#### AIM OF THE TASK:
Output each entry verbatim.

#### EXTRACTED ENTRIES:

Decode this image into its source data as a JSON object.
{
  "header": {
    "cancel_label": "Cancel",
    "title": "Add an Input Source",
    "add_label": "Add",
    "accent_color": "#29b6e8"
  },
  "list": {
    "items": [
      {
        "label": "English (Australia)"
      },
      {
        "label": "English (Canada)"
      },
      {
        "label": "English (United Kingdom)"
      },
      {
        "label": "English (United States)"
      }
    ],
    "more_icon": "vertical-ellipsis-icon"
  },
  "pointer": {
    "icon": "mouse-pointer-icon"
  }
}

#### SOLUTION:
Decode this image into its source data as a JSON object.
{
  "header": {
    "cancel_label": "Cancel",
    "title": "Add an Input Source",
    "add_label": "Add",
    "accent_color": "#29b6e8"
  },
  "list": {
    "items": [
      {
        "label": "English (Australia)"
      },
      {
        "label": "English (Canada)"
      },
      {
        "label": "English (United Kingdom)"
      },
      {
        "label": "English (United States)"
      }
    ],
    "more_icon": "vertical-ellipsis-icon"
  },
  "pointer": {
    "icon": "mouse-pointer-icon"
  }
}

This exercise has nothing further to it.